Not All News is Bad News

by Susan Merrow

Although Connecticut often gets a bad rap in news and punditry for its budget deficits, slow recovery from the recession, general economic malaise, and talent and wealth flight to other states, it’s important to occasionally challenge some of the conventional wisdom about our perceived economic backwardness.  

Two recent studies highlight how Connecticut, in general, and Hartford, in particular, stack up when compared to places we often look to as examples of economic upward mobility.  First, a study published in Bloomberg News ranks Connecticut fourth out of 50 states in measures of innovation, behind California, Massachusetts, and Washington State. The Most Innovative Economies in America 


The Bloomberg analysis compares R & D, productivity, tech density, number of STEM professionals, science and engineering degree holders, and patents.  Connecticut is right up there with the tech titans.  One might ask if Connecticut is so darn smart, why isn’t our economy booming? To be sure that is a topic for another day.  One cannot say, however, that we don’t have many of the right ingredients here and now for the economy of the future. 

It is interesting to note as well, that list-topper California also leads the nation in taxing the income of its millionaires at a whopping 13.3 percent.  There is a growing movement among Connecticut’s high-income community to advocate for higher taxes on the upper tax brackets.  This issue has emerged recently in news reports of budget battles at the Capitol. 

A second notable study names the Hartford-East Hartford -West Hartford metro area as one of the top 10 best places in the country for first time home buyers. Best Cities for First Time Homebuyers

This study compares 50 metro areas using their unemployment rates, affordability, cultural assets, job markets, market tightness, and safety.  Weighing in again at number four, the Hartford metro area edges out such seemingly hot places to live as the greater St. Louis, Cincinnati, Minneapolis, and Richmond areas. 

Yes, Connecticut has its budget woes.  Apparently we also have the building blocks of a state that should be able to attract and keep bright young people in an environment that takes advantage of robust innovation.  In spite of negative narratives to the contrary, Connecticut has some enviable bona fides on its resume of reasons to live and work here.    

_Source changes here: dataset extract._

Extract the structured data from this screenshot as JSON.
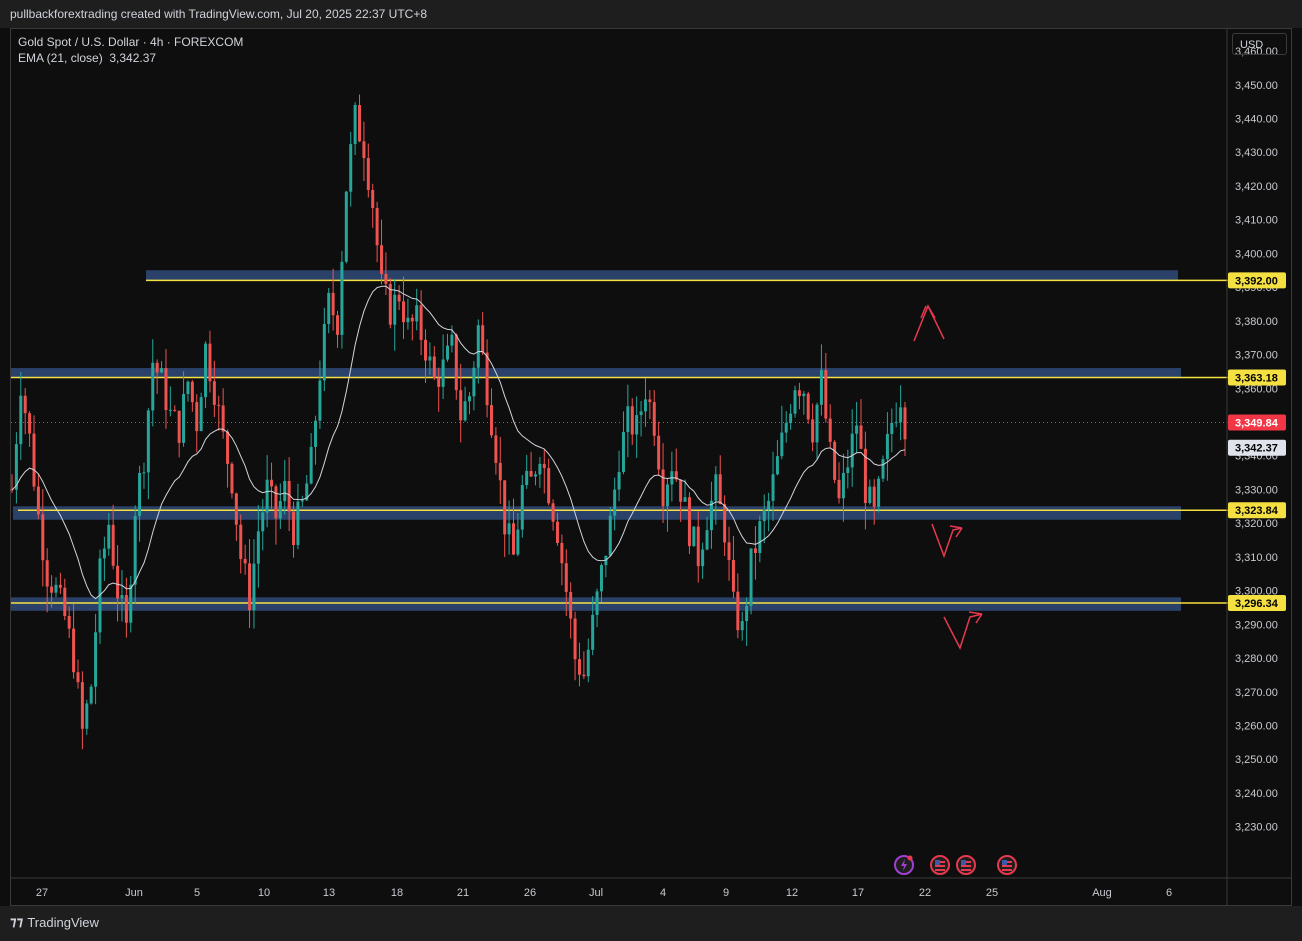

Michele Jacklin contributed editorial assistance to this article.